YOUR TASK — For the entries below, count the lines containing "Pago" and give only that number.

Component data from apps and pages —
───
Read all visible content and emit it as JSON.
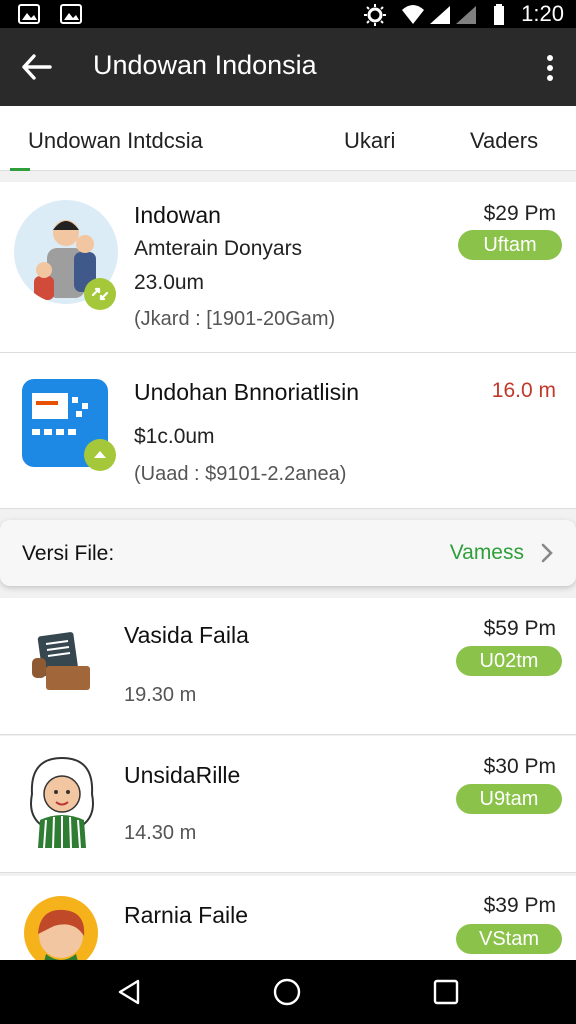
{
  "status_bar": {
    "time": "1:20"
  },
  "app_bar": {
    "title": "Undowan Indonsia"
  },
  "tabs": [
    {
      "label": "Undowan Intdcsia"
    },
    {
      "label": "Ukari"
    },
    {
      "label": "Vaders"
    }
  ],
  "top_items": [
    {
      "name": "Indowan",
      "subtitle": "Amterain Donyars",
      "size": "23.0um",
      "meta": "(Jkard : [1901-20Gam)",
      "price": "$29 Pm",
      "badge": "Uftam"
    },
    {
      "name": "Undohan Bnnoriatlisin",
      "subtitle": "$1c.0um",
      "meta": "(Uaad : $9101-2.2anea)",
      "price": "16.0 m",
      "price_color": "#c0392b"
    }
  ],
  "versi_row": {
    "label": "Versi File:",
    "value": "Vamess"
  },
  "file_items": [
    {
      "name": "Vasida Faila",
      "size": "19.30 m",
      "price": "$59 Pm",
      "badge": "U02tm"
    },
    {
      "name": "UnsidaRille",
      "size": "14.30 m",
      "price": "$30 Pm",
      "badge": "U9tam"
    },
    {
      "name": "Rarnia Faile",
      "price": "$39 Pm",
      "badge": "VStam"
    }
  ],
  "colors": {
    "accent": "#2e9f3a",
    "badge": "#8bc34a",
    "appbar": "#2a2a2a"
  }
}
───
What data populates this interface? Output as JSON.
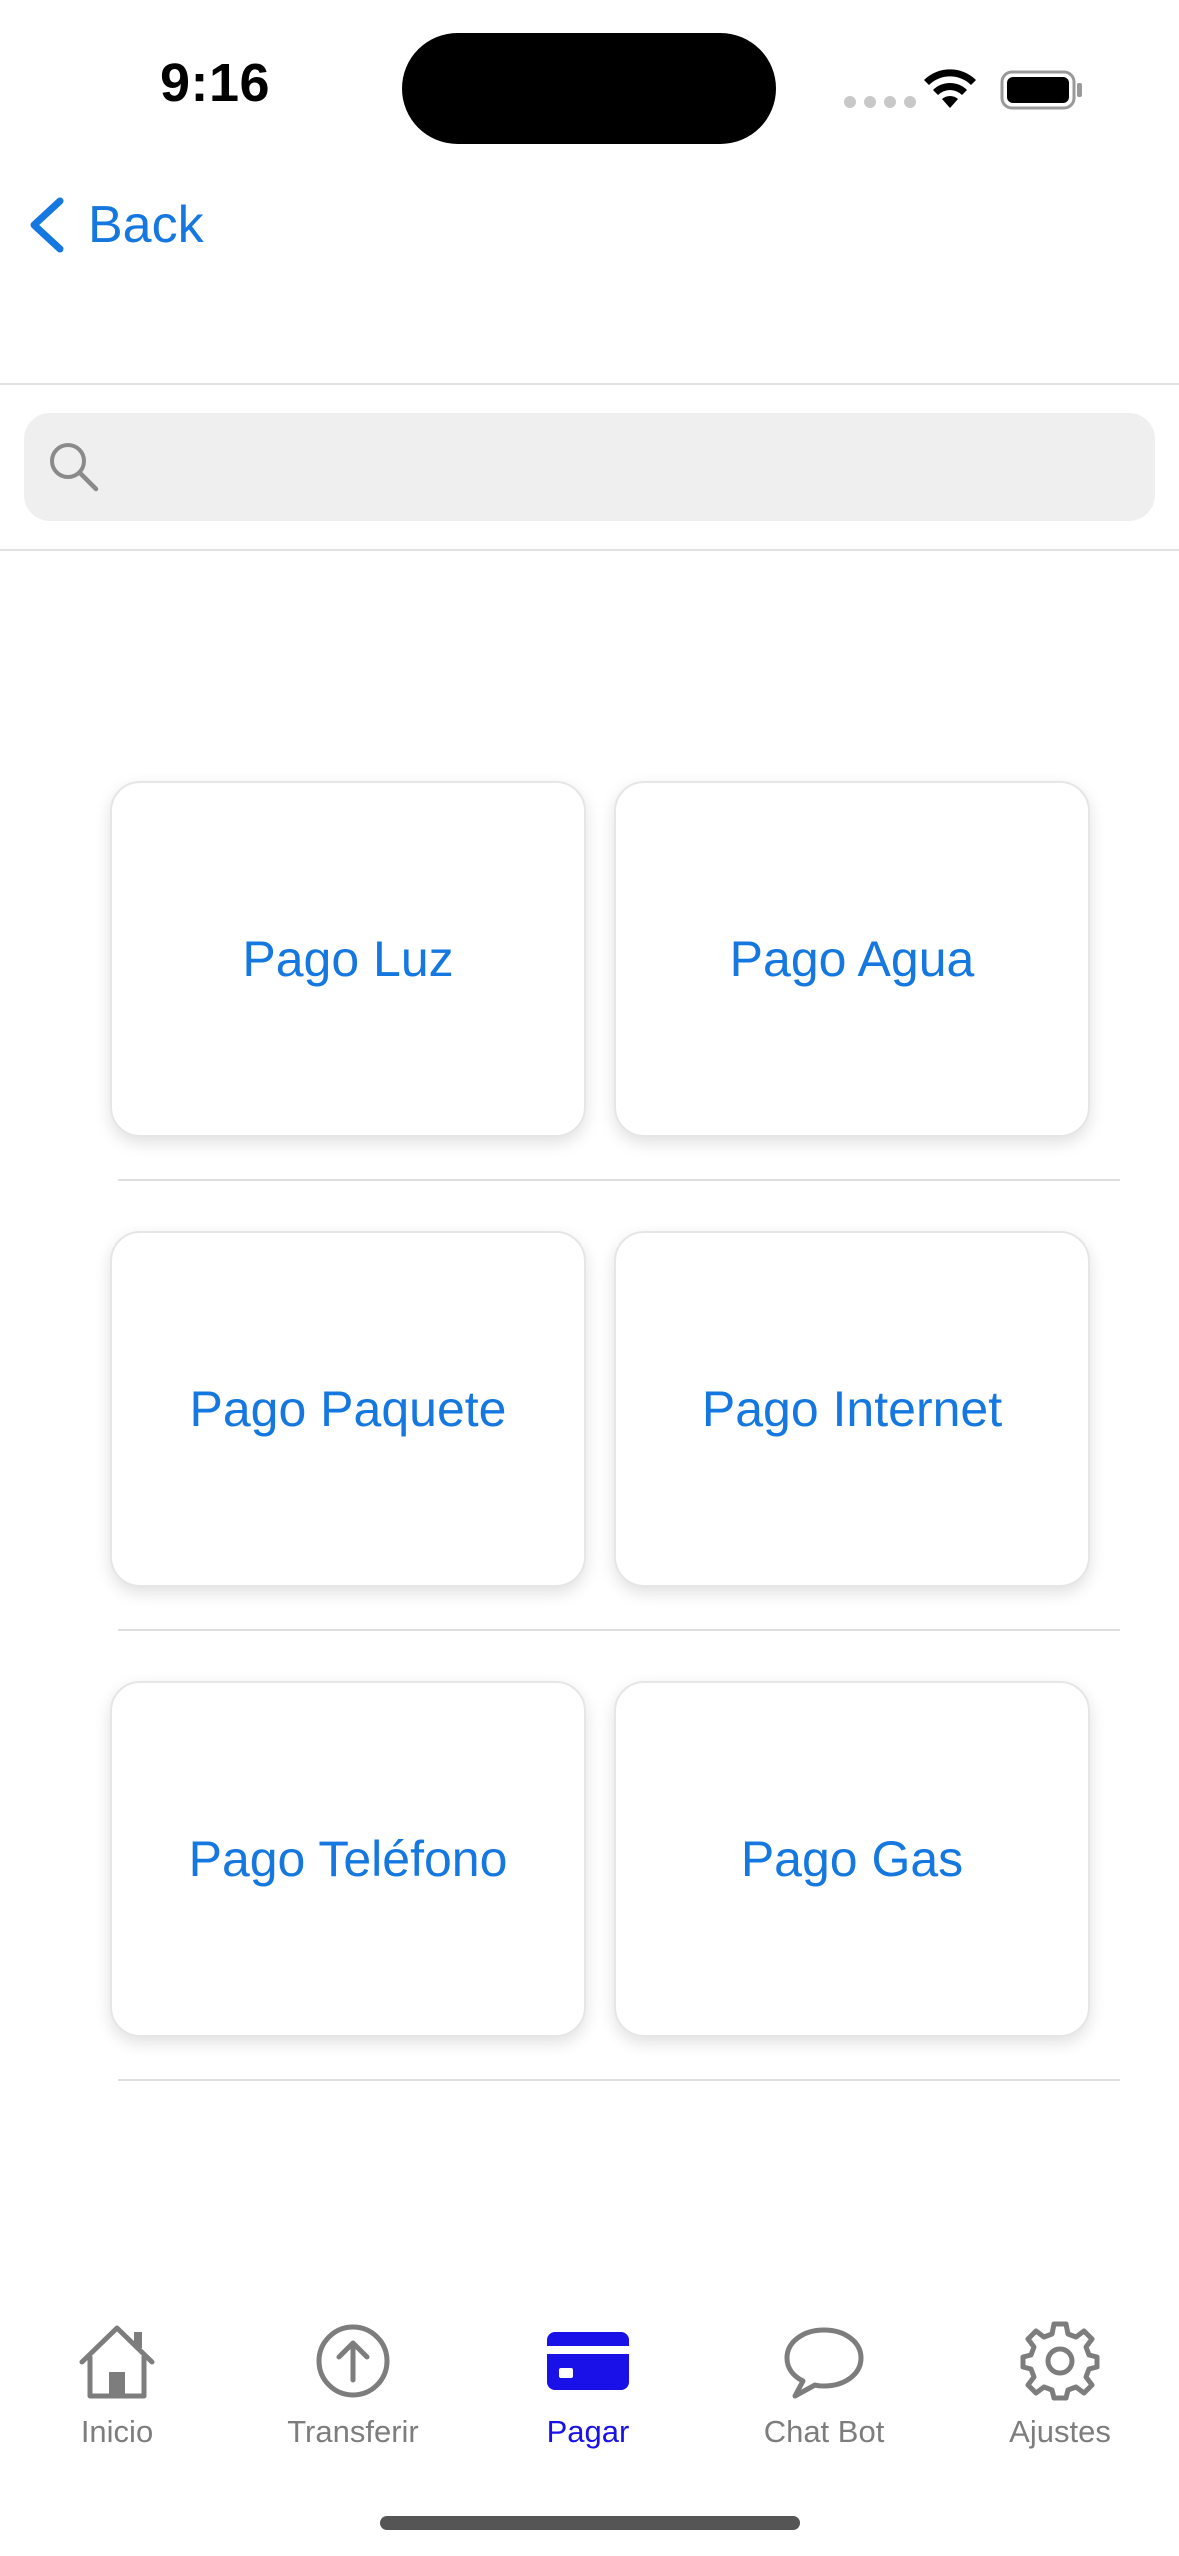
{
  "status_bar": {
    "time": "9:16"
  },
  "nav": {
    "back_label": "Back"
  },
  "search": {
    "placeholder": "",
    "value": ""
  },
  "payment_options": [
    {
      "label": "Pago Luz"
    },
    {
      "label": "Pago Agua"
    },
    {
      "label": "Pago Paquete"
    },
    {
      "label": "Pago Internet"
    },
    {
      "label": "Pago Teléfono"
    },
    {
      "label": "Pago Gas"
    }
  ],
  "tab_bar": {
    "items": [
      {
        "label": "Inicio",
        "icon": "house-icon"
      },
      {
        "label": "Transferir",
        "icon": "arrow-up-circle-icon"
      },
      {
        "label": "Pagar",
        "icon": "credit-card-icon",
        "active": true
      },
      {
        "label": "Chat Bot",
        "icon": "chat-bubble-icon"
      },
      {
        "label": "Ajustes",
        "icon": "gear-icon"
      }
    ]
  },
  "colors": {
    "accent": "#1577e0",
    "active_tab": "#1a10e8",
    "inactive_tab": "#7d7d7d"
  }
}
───
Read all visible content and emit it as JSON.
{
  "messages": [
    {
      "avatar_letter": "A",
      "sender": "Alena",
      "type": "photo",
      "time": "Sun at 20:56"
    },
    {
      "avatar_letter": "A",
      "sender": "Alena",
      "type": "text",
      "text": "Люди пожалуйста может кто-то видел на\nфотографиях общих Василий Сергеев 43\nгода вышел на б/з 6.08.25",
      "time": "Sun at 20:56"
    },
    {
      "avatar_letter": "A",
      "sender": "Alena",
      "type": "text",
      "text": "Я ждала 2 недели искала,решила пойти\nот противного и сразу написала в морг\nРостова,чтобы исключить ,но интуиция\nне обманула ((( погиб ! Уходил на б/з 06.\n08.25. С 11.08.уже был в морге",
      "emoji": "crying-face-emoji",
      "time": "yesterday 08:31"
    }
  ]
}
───
EXERCISE ANSWER — 6